→ **WHAT THE EXERCISE ASKS**
Among the entries below, find every line that contains the string "title", then copy it.

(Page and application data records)
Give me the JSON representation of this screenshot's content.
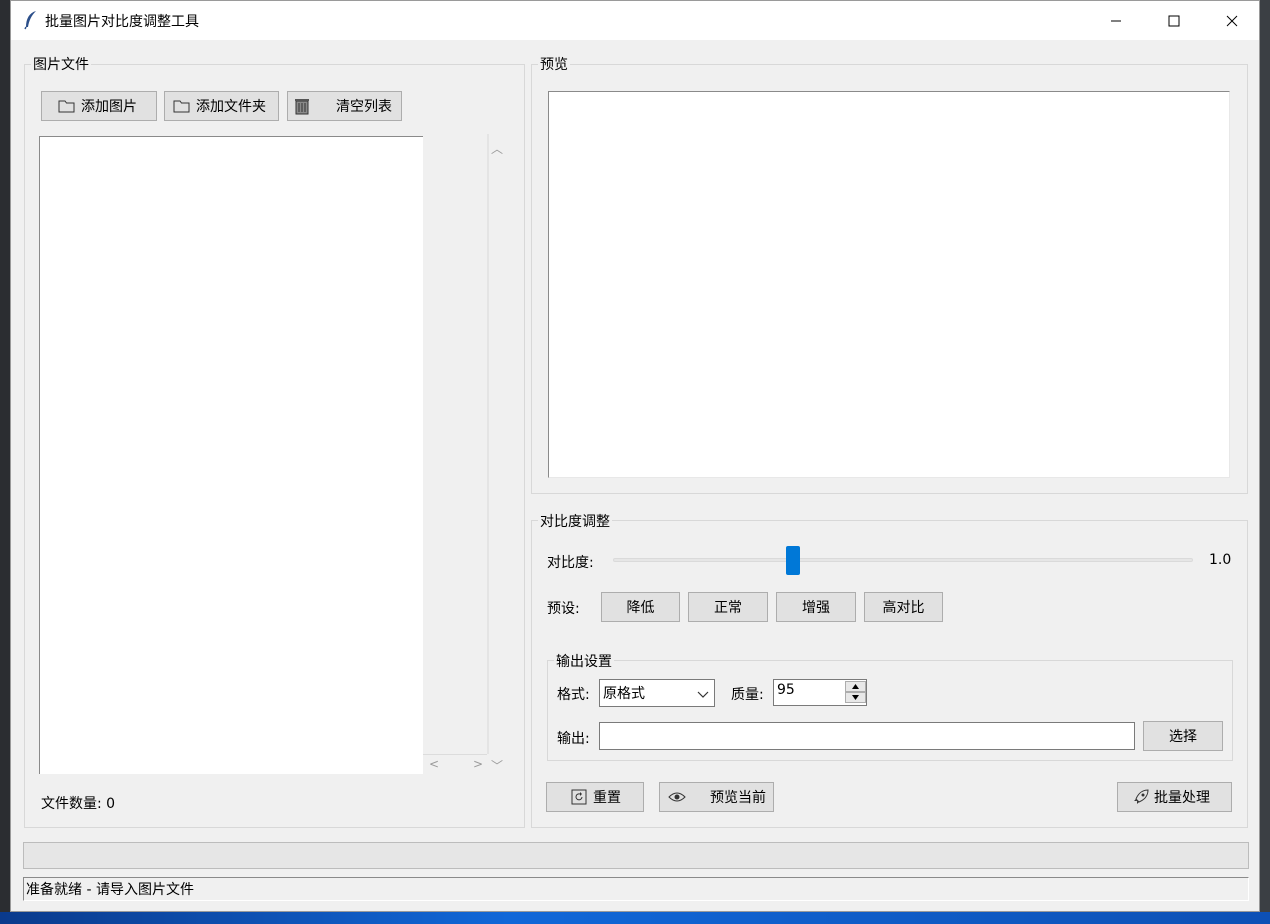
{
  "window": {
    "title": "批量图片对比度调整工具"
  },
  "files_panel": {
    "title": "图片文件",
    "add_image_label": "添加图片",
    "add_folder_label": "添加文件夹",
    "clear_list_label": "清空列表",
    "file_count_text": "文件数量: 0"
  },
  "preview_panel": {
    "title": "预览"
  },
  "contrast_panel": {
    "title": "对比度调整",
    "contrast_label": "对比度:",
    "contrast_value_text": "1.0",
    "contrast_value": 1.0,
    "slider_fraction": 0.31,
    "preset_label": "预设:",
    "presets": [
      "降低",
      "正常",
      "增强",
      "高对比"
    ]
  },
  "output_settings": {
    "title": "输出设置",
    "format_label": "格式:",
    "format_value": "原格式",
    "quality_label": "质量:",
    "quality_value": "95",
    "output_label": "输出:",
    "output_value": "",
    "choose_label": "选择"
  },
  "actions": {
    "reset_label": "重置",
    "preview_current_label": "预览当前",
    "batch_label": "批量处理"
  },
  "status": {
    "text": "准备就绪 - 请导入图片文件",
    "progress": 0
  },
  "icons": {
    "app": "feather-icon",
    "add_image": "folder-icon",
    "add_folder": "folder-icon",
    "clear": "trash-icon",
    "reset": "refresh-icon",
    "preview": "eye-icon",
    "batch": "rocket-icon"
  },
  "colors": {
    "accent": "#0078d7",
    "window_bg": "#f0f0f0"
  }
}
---
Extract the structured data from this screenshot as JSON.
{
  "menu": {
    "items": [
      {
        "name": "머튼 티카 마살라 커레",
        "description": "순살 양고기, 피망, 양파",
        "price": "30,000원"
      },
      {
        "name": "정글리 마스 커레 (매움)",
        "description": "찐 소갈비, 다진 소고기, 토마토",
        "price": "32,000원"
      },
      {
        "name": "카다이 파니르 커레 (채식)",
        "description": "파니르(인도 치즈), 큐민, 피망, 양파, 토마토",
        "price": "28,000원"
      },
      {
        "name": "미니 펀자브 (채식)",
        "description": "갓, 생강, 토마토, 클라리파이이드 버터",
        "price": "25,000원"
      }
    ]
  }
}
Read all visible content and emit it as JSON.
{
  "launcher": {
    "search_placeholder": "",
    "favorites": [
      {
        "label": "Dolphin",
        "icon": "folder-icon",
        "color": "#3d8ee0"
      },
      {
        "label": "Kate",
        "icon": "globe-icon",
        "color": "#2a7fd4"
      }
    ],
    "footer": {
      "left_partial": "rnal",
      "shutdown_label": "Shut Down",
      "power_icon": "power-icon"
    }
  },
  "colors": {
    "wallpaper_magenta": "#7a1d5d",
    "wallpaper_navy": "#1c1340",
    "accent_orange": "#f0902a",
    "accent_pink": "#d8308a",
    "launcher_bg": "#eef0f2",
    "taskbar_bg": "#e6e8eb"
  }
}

→ **WRITTEN ANSWER**
    "title": "批量图片对比度调整工具"
    "title": "图片文件",
    "title": "预览"
    "title": "对比度调整",
    "title": "输出设置",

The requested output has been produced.